Line’s dream is about to become a reality, the 14-year-old Jordanian girl will make history later this year when she takes part in her first ever football world cup. FIFA’s U-17 Women’s World Cup will kick off on September 30 in Jordan, the first time a Middle Eastern country hosts an international women’s football competition.
Line and 20 other girl footballers, including devout Muslims their heads covered by a scarf, have been practicing hard for the tournament with a British coach.
“Here in Jordan… it was frowned upon to see a girl play football. But now things have changed,” Line said. She still remembers how she defied social conventions in the conservative kingdom when at a younger age she decided to join the boys of her neighbourhood in a game of football.
Jordan—a key ally of the West—is a Muslim country with a Christian minority but both communities are weighed down by religious and social constraints like other nations in the Middle East.
For decades football was hands off for women but that changed in 2005 when the Jordanian federation—headed by Prince Ali, a half-brother of King Abdullah II—formed the first national female team.

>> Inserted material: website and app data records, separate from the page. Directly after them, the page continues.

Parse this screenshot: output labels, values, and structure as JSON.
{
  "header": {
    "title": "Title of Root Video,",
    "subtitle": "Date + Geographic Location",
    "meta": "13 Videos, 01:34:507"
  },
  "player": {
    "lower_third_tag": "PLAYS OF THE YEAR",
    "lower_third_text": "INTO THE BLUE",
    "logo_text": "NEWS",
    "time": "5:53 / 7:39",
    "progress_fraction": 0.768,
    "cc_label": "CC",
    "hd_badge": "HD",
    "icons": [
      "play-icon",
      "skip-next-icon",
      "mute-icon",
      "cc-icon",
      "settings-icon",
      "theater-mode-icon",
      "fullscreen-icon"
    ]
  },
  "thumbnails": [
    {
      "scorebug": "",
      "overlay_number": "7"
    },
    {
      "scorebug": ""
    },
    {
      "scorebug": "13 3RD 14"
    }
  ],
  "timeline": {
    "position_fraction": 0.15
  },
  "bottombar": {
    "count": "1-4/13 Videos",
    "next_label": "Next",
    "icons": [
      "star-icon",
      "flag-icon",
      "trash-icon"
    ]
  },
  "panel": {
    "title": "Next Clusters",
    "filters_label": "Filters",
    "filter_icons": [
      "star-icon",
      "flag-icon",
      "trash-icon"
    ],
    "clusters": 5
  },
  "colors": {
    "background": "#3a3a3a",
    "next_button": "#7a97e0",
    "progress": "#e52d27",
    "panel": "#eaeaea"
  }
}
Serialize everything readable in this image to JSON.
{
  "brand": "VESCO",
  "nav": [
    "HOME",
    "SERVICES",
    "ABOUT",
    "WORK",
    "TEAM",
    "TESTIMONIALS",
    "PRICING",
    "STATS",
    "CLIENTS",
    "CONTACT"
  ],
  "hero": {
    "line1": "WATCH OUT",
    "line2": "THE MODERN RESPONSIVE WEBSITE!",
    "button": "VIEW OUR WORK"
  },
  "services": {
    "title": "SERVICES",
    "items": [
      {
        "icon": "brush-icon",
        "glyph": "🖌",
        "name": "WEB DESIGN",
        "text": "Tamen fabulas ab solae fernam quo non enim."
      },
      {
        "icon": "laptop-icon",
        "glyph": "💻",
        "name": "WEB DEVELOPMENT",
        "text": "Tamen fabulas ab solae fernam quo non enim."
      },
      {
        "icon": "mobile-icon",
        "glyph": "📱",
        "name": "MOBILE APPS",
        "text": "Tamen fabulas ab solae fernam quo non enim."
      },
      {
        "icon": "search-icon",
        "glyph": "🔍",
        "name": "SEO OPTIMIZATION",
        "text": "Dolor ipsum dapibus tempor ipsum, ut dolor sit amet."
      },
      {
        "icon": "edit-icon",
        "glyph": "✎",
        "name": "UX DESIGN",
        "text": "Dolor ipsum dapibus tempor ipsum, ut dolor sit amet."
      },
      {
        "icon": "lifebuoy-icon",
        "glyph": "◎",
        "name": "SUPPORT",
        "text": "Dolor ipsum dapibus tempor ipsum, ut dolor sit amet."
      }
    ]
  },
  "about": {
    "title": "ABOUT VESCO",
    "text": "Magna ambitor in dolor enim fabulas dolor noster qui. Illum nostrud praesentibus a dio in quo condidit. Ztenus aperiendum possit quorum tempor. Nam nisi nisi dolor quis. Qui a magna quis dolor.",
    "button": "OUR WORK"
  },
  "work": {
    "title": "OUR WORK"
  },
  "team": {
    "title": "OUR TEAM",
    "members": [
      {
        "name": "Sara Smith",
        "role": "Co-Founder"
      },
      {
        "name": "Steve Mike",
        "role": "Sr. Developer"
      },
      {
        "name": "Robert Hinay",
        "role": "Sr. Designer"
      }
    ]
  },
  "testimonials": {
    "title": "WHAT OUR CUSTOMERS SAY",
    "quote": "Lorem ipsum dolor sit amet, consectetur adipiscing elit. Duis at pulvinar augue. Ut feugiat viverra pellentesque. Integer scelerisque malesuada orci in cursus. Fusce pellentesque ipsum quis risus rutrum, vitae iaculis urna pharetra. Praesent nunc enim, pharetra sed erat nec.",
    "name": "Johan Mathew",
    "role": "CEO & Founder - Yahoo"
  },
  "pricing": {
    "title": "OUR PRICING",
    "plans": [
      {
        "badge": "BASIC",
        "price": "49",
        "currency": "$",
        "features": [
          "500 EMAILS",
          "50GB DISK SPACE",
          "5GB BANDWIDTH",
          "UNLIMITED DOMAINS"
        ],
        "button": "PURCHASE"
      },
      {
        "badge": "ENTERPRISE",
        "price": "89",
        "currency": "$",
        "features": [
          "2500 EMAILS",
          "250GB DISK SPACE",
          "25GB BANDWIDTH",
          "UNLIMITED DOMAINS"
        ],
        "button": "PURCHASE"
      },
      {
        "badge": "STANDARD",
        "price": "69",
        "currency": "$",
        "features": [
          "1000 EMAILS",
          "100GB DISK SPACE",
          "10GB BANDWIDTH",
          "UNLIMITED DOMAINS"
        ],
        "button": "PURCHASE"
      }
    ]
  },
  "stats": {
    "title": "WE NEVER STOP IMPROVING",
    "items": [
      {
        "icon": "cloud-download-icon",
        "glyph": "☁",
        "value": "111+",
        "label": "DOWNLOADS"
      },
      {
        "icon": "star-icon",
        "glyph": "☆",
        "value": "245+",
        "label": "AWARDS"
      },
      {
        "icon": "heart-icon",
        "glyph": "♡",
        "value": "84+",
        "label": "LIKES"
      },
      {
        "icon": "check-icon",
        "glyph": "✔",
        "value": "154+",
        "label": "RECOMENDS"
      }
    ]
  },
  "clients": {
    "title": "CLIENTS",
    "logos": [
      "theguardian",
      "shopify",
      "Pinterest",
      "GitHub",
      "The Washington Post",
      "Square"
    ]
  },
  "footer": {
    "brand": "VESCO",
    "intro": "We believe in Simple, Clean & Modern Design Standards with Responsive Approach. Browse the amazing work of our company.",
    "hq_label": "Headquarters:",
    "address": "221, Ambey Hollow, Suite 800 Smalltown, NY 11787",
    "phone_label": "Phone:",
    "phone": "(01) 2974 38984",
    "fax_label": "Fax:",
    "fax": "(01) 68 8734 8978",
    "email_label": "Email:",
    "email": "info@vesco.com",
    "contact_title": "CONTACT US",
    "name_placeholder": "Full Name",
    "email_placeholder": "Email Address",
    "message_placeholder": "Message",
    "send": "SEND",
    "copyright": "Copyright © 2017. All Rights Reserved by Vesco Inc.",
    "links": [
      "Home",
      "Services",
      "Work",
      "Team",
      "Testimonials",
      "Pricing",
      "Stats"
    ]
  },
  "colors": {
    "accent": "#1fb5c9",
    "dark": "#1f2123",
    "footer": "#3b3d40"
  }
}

Ali, an ex-vice president of FIFA who ran but failed to be elected president of football’s world governing body, is credited with having helped Jordan’s bid to host the under-17 girls’ tournament. -AFP